The huge influx of Chinese tourists in Nepal recently has led to many eateries opening up in Kathmandu, especially in Thamel, to cater to this emerging demand. The emphasis now is on providing ‘authentic’ Chinese cuisine as opposed to the westernised ketchup-sweetened versions of what normally passes for Chinese fare.
The Jyatha area is home to many such restaurants and one of the newest entrants is the rather speciously named Chinese Garden Restaurant, for there isn’t a garden in sight, not even verdantly over-flowing flower pots. The rest of the décor consists of paste-outs of air-hostesses on the windows and the water-cooler and an overabundance of kitschy oriental inspired wall paper, red paper lanterns all accompanied to the strains of tinkly music and the gurgling pump of the fish tank. Owned by Chinese residents, it serves various dishes cooked by a chef of the same country.
The hot-pot (the price depends on the assortments you order) is what brought us to the Chinese Garden Restaurant on a miserably cold evening, for global warming has wrought such changes in our weather patterns that days can be cold enough in April to indulge in some bone warming, heart pleasing soup.
The Hot–pot is a dish you cook at the table itself. You select between spicy soup and plain broth, or can opt for both, like we did. And then you can go crazy with all that you would like to add to the simmering stock.
The selection is vast. We settled for chicken strips, pork, gizzard, buffalo tripe, tofu, mushroom, spinach, and yams. You are also provided with the basics like sliced onions, tomatoes, ginger and a variety of condiments.
The spicy soup is for those who like the zing of Szechuan pepper. The combination of the peppers with chillies and other spices creates a broth that is so hot and so zesty that it can effectively numb your tongue. The plain chicken broth is definitely my recommendation because you can always add spices and chillies to suit individual tastes.
The Hot-Pot is not a meal to enjoy solitarily or one that you can rush through. Gather a group of like-minded friends, click your chopsticks and get dunking. This dish encourages conversation, as the meats take time to cook, the vegetables need to blanch and the yams must absorb the flavours of the broth. Leisurely scoop out choice bits, add it to your bowl of rice and allow the goodness of this humble yet nourishing soup to seep into all your cells that needed healing.

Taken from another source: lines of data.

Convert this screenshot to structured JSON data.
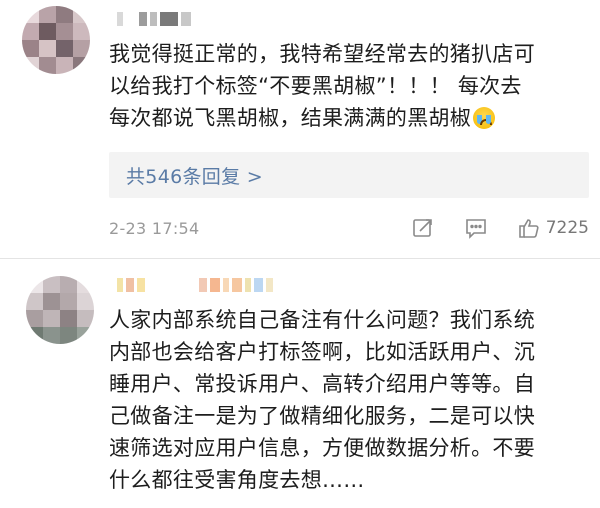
{
  "comments": [
    {
      "text_lines": [
        "我觉得挺正常的，我特希望经常去的猪扒店可",
        "以给我打个标签“不要黑胡椒”！！！ 每次去",
        "每次都说飞黑胡椒，结果满满的黑胡椒"
      ],
      "emoji": "crying-face",
      "replies_label": "共546条回复 >",
      "timestamp": "2-23 17:54",
      "like_count": "7225"
    },
    {
      "text_lines": [
        "人家内部系统自己备注有什么问题？我们系统",
        "内部也会给客户打标签啊，比如活跃用户、沉",
        "睡用户、常投诉用户、高转介绍用户等等。自",
        "己做备注一是为了做精细化服务，二是可以快",
        "速筛选对应用户信息，方便做数据分析。不要",
        "什么都往受害角度去想……"
      ]
    }
  ],
  "colors": {
    "link": "#5a7ba6",
    "meta": "#9a9a9a",
    "reply_bg": "#f3f3f3"
  }
}
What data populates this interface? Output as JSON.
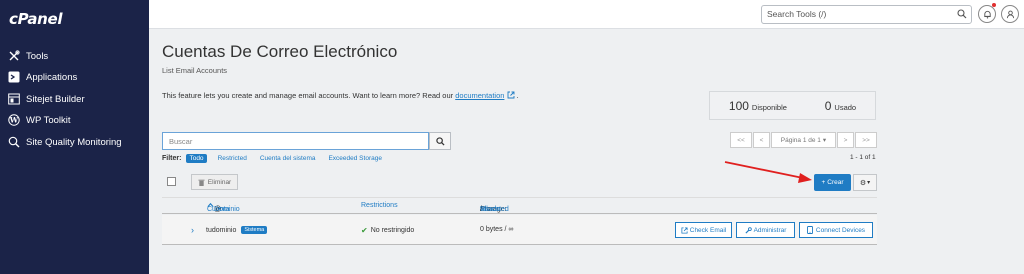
{
  "sidebar": {
    "logo": "cPanel",
    "items": [
      {
        "label": "Tools"
      },
      {
        "label": "Applications"
      },
      {
        "label": "Sitejet Builder"
      },
      {
        "label": "WP Toolkit"
      },
      {
        "label": "Site Quality Monitoring"
      }
    ]
  },
  "topbar": {
    "search_placeholder": "Search Tools (/)"
  },
  "page": {
    "title": "Cuentas De Correo Electrónico",
    "subtitle": "List Email Accounts",
    "desc_text": "This feature lets you create and manage email accounts. Want to learn more? Read our",
    "desc_link": "documentation",
    "desc_end": "."
  },
  "stats": {
    "available_value": "100",
    "available_label": "Disponible",
    "used_value": "0",
    "used_label": "Usado"
  },
  "search": {
    "placeholder": "Buscar"
  },
  "filter": {
    "label": "Filter:",
    "options": [
      "Todo",
      "Restricted",
      "Cuenta del sistema",
      "Exceeded Storage"
    ]
  },
  "pager": {
    "first": "<<",
    "prev": "<",
    "page": "Página 1 de 1",
    "next": ">",
    "last": ">>",
    "count": "1 - 1 of 1"
  },
  "toolbar": {
    "delete_label": "Eliminar",
    "create_label": "Crear"
  },
  "table": {
    "headers": {
      "account": "Cuenta",
      "at": "@",
      "domain": "Dominio",
      "restrictions": "Restrictions",
      "storage": "Storage:",
      "used": "Usado",
      "sep1": "/",
      "allocated": "Allocated",
      "sep2": "/",
      "percent": "%"
    },
    "rows": [
      {
        "account": "tudominio",
        "badge": "Sistema",
        "restriction": "No restringido",
        "storage": "0 bytes / ∞",
        "actions": [
          "Check Email",
          "Administrar",
          "Connect Devices"
        ]
      }
    ]
  },
  "colors": {
    "sidebar": "#1b2348",
    "accent": "#1f7cc4",
    "arrow": "#e0201f"
  }
}
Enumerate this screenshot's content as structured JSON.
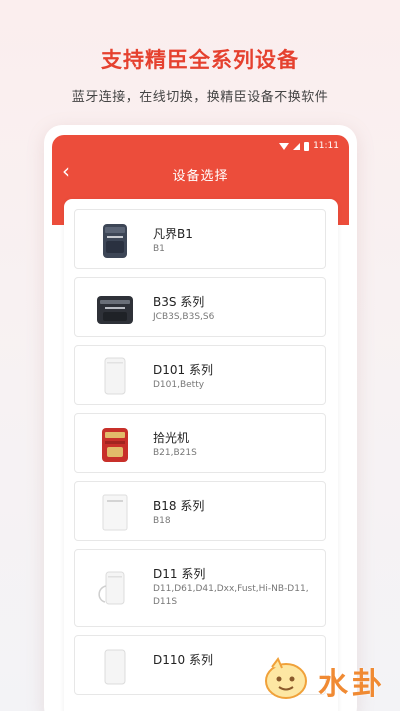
{
  "header": {
    "title": "支持精臣全系列设备",
    "subtitle": "蓝牙连接，在线切换，换精臣设备不换软件"
  },
  "status_bar": {
    "time": "11:11"
  },
  "app": {
    "title": "设备选择",
    "back_glyph": "‹"
  },
  "devices": [
    {
      "name": "凡界B1",
      "models": "B1",
      "icon": "printer-b1-icon"
    },
    {
      "name": "B3S 系列",
      "models": "JCB3S,B3S,S6",
      "icon": "printer-b3s-icon"
    },
    {
      "name": "D101 系列",
      "models": "D101,Betty",
      "icon": "printer-d101-icon"
    },
    {
      "name": "拾光机",
      "models": "B21,B21S",
      "icon": "printer-b21-icon"
    },
    {
      "name": "B18 系列",
      "models": "B18",
      "icon": "printer-b18-icon"
    },
    {
      "name": "D11 系列",
      "models": "D11,D61,D41,Dxx,Fust,Hi-NB-D11,\nD11S",
      "icon": "printer-d11-icon"
    },
    {
      "name": "D110 系列",
      "models": "",
      "icon": "printer-d110-icon"
    }
  ],
  "watermark": {
    "text": "水卦",
    "icon": "mascot-icon"
  },
  "colors": {
    "brand_red": "#ec4d3b",
    "headline_red": "#e5412f"
  }
}
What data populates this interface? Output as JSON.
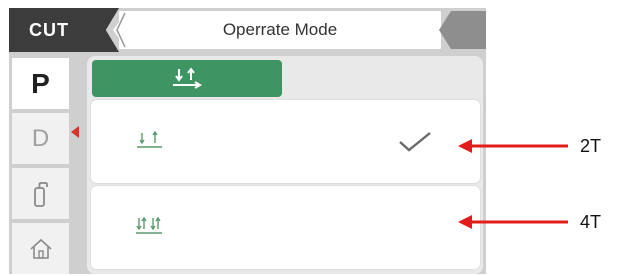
{
  "header": {
    "mode": "CUT",
    "title": "Operrate Mode"
  },
  "sidebar": {
    "items": [
      {
        "label": "P",
        "active": true
      },
      {
        "label": "D",
        "active": false
      },
      {
        "icon": "gas-cylinder-icon"
      },
      {
        "icon": "home-icon"
      }
    ]
  },
  "tab": {
    "icon": "trigger-2t-icon",
    "color": "#3f9463"
  },
  "options": [
    {
      "id": "2T",
      "icon": "trigger-2t-icon",
      "selected": true
    },
    {
      "id": "4T",
      "icon": "trigger-4t-icon",
      "selected": false
    }
  ],
  "annotations": {
    "label_2t": "2T",
    "label_4t": "4T",
    "arrow_color": "#e21b1b"
  }
}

Being an ‘over-orderer’, I’d also asked for the Roast Duck but that was so excruciatingly bad that I have decided to erase that experience from my memory. I choose to revel in the sense of communion and harmony and general well-being that the hot-pot conjured.
So will I revisit Chinese Garden restaurant- definitely for their hot-pot. The complimentary tea that accompanied the meal was soothing and tasted vaguely like cream cracker biscuits.
The staff is friendly and the ambiance requisitely Chinese. It’s a nice place if you want to meet up for good, authentic Chinese food with friends or family. The next time Kathmandu’s weather decides to go crazy on you, waltz on down to this Chinese restaurant tucked away in the alleys of Thamel.
How to get there: On entering Thamel, take the first left that leads to Jyatha. Walk down till almost the end of the road and look for its signboard on the right, opposite the International Youth Hostel. Chinese Garden Restaurant is on the first floor.